- WORK ORDER -
It would help if you retyped the data exactly, leaving out the pictures.

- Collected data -
==========
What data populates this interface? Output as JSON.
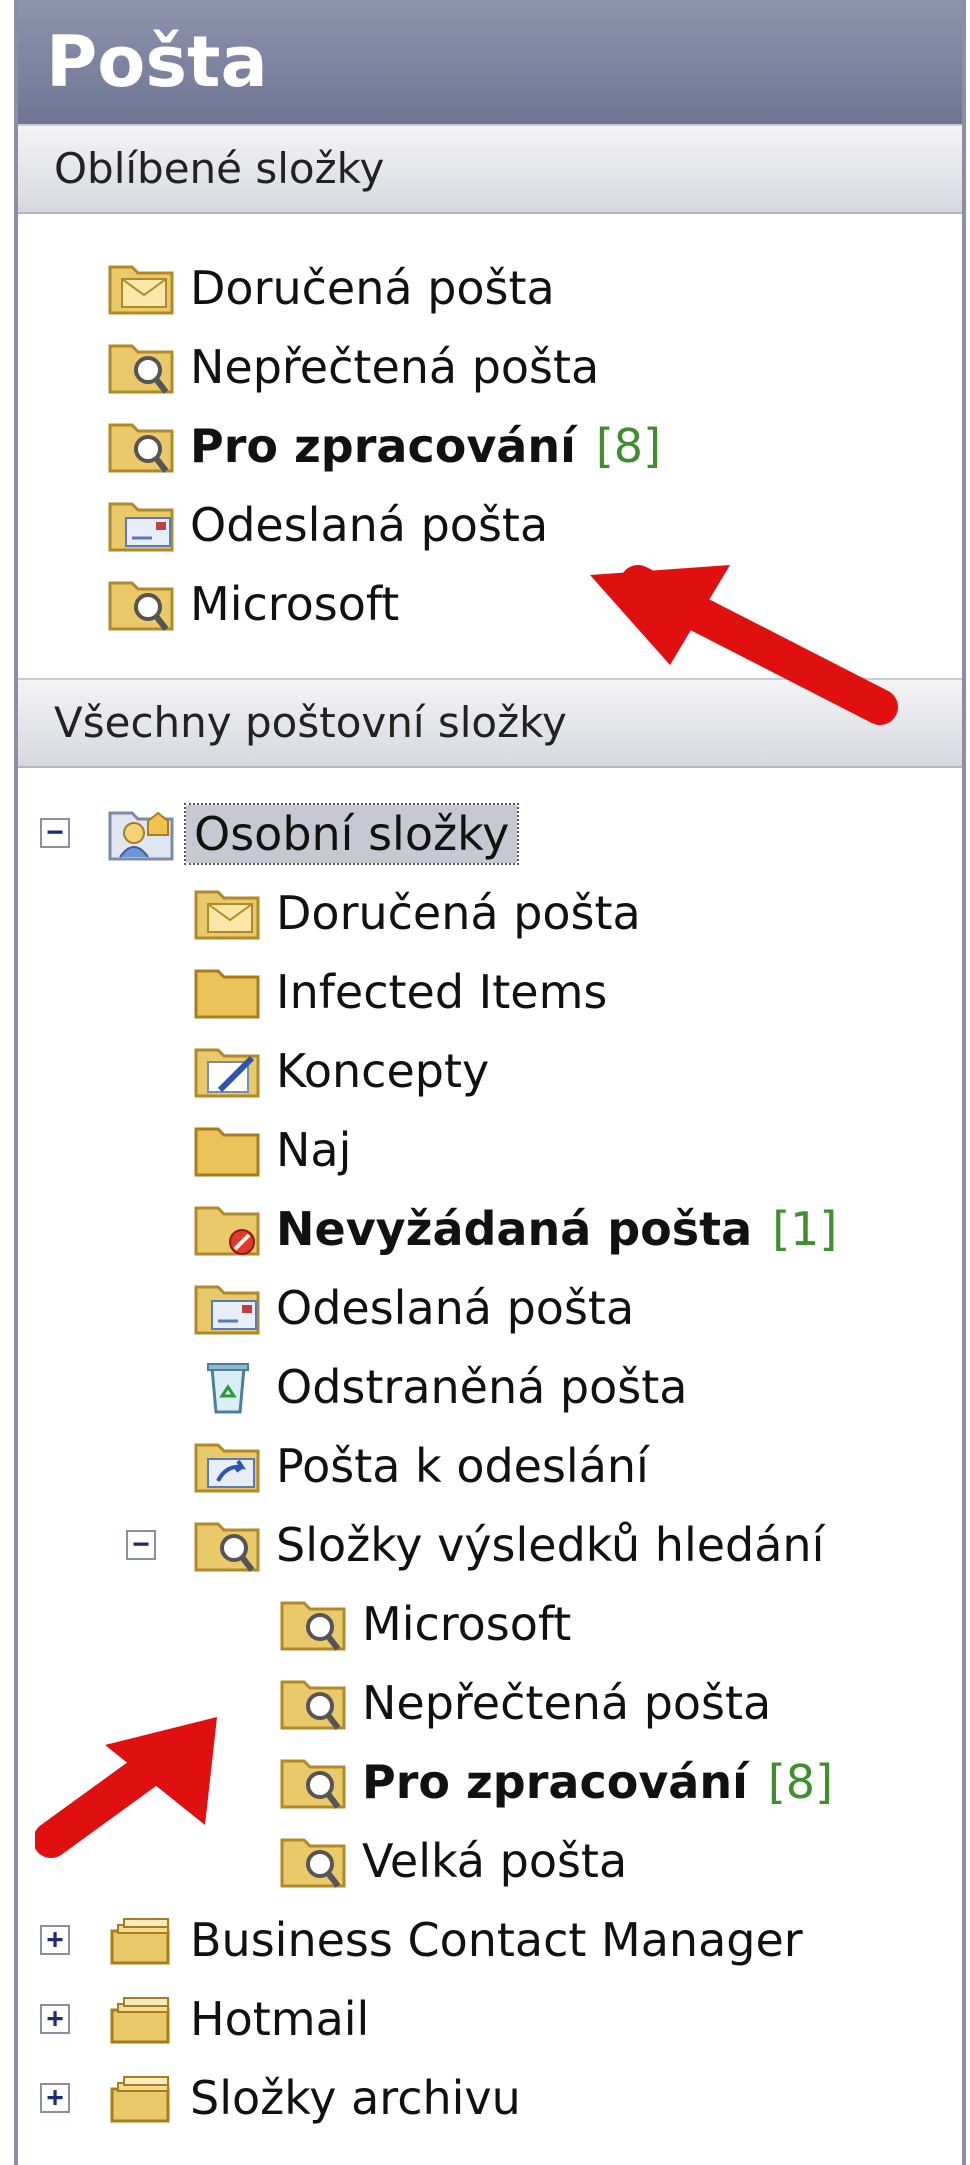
{
  "pane": {
    "title": "Pošta"
  },
  "favorites": {
    "header": "Oblíbené složky",
    "items": [
      {
        "label": "Doručená pošta",
        "icon": "inbox-folder-icon"
      },
      {
        "label": "Nepřečtená pošta",
        "icon": "search-folder-icon"
      },
      {
        "label": "Pro zpracování",
        "count": "[8]",
        "icon": "search-folder-icon"
      },
      {
        "label": "Odeslaná pošta",
        "icon": "sent-folder-icon"
      },
      {
        "label": "Microsoft",
        "icon": "search-folder-icon"
      }
    ]
  },
  "all_folders": {
    "header": "Všechny poštovní složky",
    "root": {
      "label": "Osobní složky",
      "icon": "personal-folders-icon",
      "expander": "−"
    },
    "items": [
      {
        "label": "Doručená pošta",
        "icon": "inbox-folder-icon"
      },
      {
        "label": "Infected Items",
        "icon": "folder-icon"
      },
      {
        "label": "Koncepty",
        "icon": "drafts-folder-icon"
      },
      {
        "label": "Naj",
        "icon": "folder-icon"
      },
      {
        "label": "Nevyžádaná pošta",
        "count": "[1]",
        "icon": "junk-folder-icon"
      },
      {
        "label": "Odeslaná pošta",
        "icon": "sent-folder-icon"
      },
      {
        "label": "Odstraněná pošta",
        "icon": "recycle-bin-icon"
      },
      {
        "label": "Pošta k odeslání",
        "icon": "outbox-folder-icon"
      }
    ],
    "search_root": {
      "label": "Složky výsledků hledání",
      "icon": "search-folder-icon",
      "expander": "−"
    },
    "search_items": [
      {
        "label": "Microsoft",
        "icon": "search-folder-icon"
      },
      {
        "label": "Nepřečtená pošta",
        "icon": "search-folder-icon"
      },
      {
        "label": "Pro zpracování",
        "count": "[8]",
        "icon": "search-folder-icon"
      },
      {
        "label": "Velká pošta",
        "icon": "search-folder-icon"
      }
    ],
    "other_roots": [
      {
        "label": "Business Contact Manager",
        "icon": "archive-folder-icon",
        "expander": "+"
      },
      {
        "label": "Hotmail",
        "icon": "archive-folder-icon",
        "expander": "+"
      },
      {
        "label": "Složky archivu",
        "icon": "archive-folder-icon",
        "expander": "+"
      }
    ]
  },
  "colors": {
    "count": "#3f8f2f",
    "arrow": "#e01010",
    "title_bar": "#7b809e"
  }
}
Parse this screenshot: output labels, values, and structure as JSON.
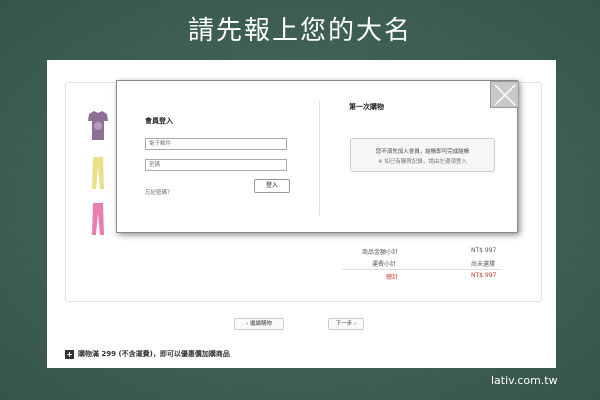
{
  "slide": {
    "title": "請先報上您的大名"
  },
  "modal": {
    "login_title": "會員登入",
    "email_placeholder": "電子郵件",
    "password_placeholder": "密碼",
    "forgot_label": "忘記密碼？",
    "login_button": "登入",
    "first_purchase_title": "第一次購物",
    "guest_line1": "您不須先加入會員，結帳即可完成結帳",
    "guest_line2": "※ 如已有購買記錄，請由左邊項登入"
  },
  "summary": {
    "rows": [
      {
        "label": "商品金額小計",
        "value": "NT$ 997"
      },
      {
        "label": "運費小計",
        "value": "尚未選擇"
      },
      {
        "label": "總計",
        "value": "NT$ 997"
      }
    ]
  },
  "nav": {
    "back_label": "‹ 繼續購物",
    "next_label": "下一步 ›"
  },
  "promo": {
    "text": "購物滿 299 (不含運費)，即可以優惠價加購商品"
  },
  "watermark": "lativ.com.tw",
  "colors": {
    "total": "#c0392b",
    "background": "#3d5e56"
  }
}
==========
- SOLUTION TO THIS EXERCISE -
What data populates this interface? Output as JSON.
{
  "pane": {
    "title": "Pošta"
  },
  "favorites": {
    "header": "Oblíbené složky",
    "items": [
      {
        "label": "Doručená pošta",
        "icon": "inbox-folder-icon"
      },
      {
        "label": "Nepřečtená pošta",
        "icon": "search-folder-icon"
      },
      {
        "label": "Pro zpracování",
        "count": "[8]",
        "icon": "search-folder-icon"
      },
      {
        "label": "Odeslaná pošta",
        "icon": "sent-folder-icon"
      },
      {
        "label": "Microsoft",
        "icon": "search-folder-icon"
      }
    ]
  },
  "all_folders": {
    "header": "Všechny poštovní složky",
    "root": {
      "label": "Osobní složky",
      "icon": "personal-folders-icon",
      "expander": "−"
    },
    "items": [
      {
        "label": "Doručená pošta",
        "icon": "inbox-folder-icon"
      },
      {
        "label": "Infected Items",
        "icon": "folder-icon"
      },
      {
        "label": "Koncepty",
        "icon": "drafts-folder-icon"
      },
      {
        "label": "Naj",
        "icon": "folder-icon"
      },
      {
        "label": "Nevyžádaná pošta",
        "count": "[1]",
        "icon": "junk-folder-icon"
      },
      {
        "label": "Odeslaná pošta",
        "icon": "sent-folder-icon"
      },
      {
        "label": "Odstraněná pošta",
        "icon": "recycle-bin-icon"
      },
      {
        "label": "Pošta k odeslání",
        "icon": "outbox-folder-icon"
      }
    ],
    "search_root": {
      "label": "Složky výsledků hledání",
      "icon": "search-folder-icon",
      "expander": "−"
    },
    "search_items": [
      {
        "label": "Microsoft",
        "icon": "search-folder-icon"
      },
      {
        "label": "Nepřečtená pošta",
        "icon": "search-folder-icon"
      },
      {
        "label": "Pro zpracování",
        "count": "[8]",
        "icon": "search-folder-icon"
      },
      {
        "label": "Velká pošta",
        "icon": "search-folder-icon"
      }
    ],
    "other_roots": [
      {
        "label": "Business Contact Manager",
        "icon": "archive-folder-icon",
        "expander": "+"
      },
      {
        "label": "Hotmail",
        "icon": "archive-folder-icon",
        "expander": "+"
      },
      {
        "label": "Složky archivu",
        "icon": "archive-folder-icon",
        "expander": "+"
      }
    ]
  },
  "colors": {
    "count": "#3f8f2f",
    "arrow": "#e01010",
    "title_bar": "#7b809e"
  }
}
Parse this screenshot: output labels, values, and structure as JSON.
{
  "slide": {
    "title": "請先報上您的大名"
  },
  "modal": {
    "login_title": "會員登入",
    "email_placeholder": "電子郵件",
    "password_placeholder": "密碼",
    "forgot_label": "忘記密碼？",
    "login_button": "登入",
    "first_purchase_title": "第一次購物",
    "guest_line1": "您不須先加入會員，結帳即可完成結帳",
    "guest_line2": "※ 如已有購買記錄，請由左邊項登入"
  },
  "summary": {
    "rows": [
      {
        "label": "商品金額小計",
        "value": "NT$ 997"
      },
      {
        "label": "運費小計",
        "value": "尚未選擇"
      },
      {
        "label": "總計",
        "value": "NT$ 997"
      }
    ]
  },
  "nav": {
    "back_label": "‹ 繼續購物",
    "next_label": "下一步 ›"
  },
  "promo": {
    "text": "購物滿 299 (不含運費)，即可以優惠價加購商品"
  },
  "watermark": "lativ.com.tw",
  "colors": {
    "total": "#c0392b",
    "background": "#3d5e56"
  }
}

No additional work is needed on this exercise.